***** TASK INPUTS

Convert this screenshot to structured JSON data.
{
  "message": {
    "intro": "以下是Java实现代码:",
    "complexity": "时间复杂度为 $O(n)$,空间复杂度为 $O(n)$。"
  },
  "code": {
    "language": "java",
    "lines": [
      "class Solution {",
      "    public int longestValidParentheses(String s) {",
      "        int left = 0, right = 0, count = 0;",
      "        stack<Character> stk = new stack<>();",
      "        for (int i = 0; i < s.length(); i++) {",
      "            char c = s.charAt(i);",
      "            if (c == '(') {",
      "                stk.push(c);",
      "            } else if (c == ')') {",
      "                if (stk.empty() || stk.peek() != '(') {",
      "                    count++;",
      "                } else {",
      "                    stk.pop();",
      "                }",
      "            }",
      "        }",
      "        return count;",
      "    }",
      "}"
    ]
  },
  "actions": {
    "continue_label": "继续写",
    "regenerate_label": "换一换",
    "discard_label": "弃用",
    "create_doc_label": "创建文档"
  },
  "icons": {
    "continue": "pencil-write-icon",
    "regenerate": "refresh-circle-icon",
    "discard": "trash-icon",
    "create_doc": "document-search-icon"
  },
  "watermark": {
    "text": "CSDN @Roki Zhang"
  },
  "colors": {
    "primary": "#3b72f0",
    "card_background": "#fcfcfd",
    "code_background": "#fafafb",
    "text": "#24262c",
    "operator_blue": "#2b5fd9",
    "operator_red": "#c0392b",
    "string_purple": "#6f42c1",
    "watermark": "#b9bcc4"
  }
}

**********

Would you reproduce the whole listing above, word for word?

TASK SOLUTION —
Convert this screenshot to structured JSON data.
{
  "message": {
    "intro": "以下是Java实现代码:",
    "complexity": "时间复杂度为 $O(n)$,空间复杂度为 $O(n)$。"
  },
  "code": {
    "language": "java",
    "lines": [
      "class Solution {",
      "    public int longestValidParentheses(String s) {",
      "        int left = 0, right = 0, count = 0;",
      "        stack<Character> stk = new stack<>();",
      "        for (int i = 0; i < s.length(); i++) {",
      "            char c = s.charAt(i);",
      "            if (c == '(') {",
      "                stk.push(c);",
      "            } else if (c == ')') {",
      "                if (stk.empty() || stk.peek() != '(') {",
      "                    count++;",
      "                } else {",
      "                    stk.pop();",
      "                }",
      "            }",
      "        }",
      "        return count;",
      "    }",
      "}"
    ]
  },
  "actions": {
    "continue_label": "继续写",
    "regenerate_label": "换一换",
    "discard_label": "弃用",
    "create_doc_label": "创建文档"
  },
  "icons": {
    "continue": "pencil-write-icon",
    "regenerate": "refresh-circle-icon",
    "discard": "trash-icon",
    "create_doc": "document-search-icon"
  },
  "watermark": {
    "text": "CSDN @Roki Zhang"
  },
  "colors": {
    "primary": "#3b72f0",
    "card_background": "#fcfcfd",
    "code_background": "#fafafb",
    "text": "#24262c",
    "operator_blue": "#2b5fd9",
    "operator_red": "#c0392b",
    "string_purple": "#6f42c1",
    "watermark": "#b9bcc4"
  }
}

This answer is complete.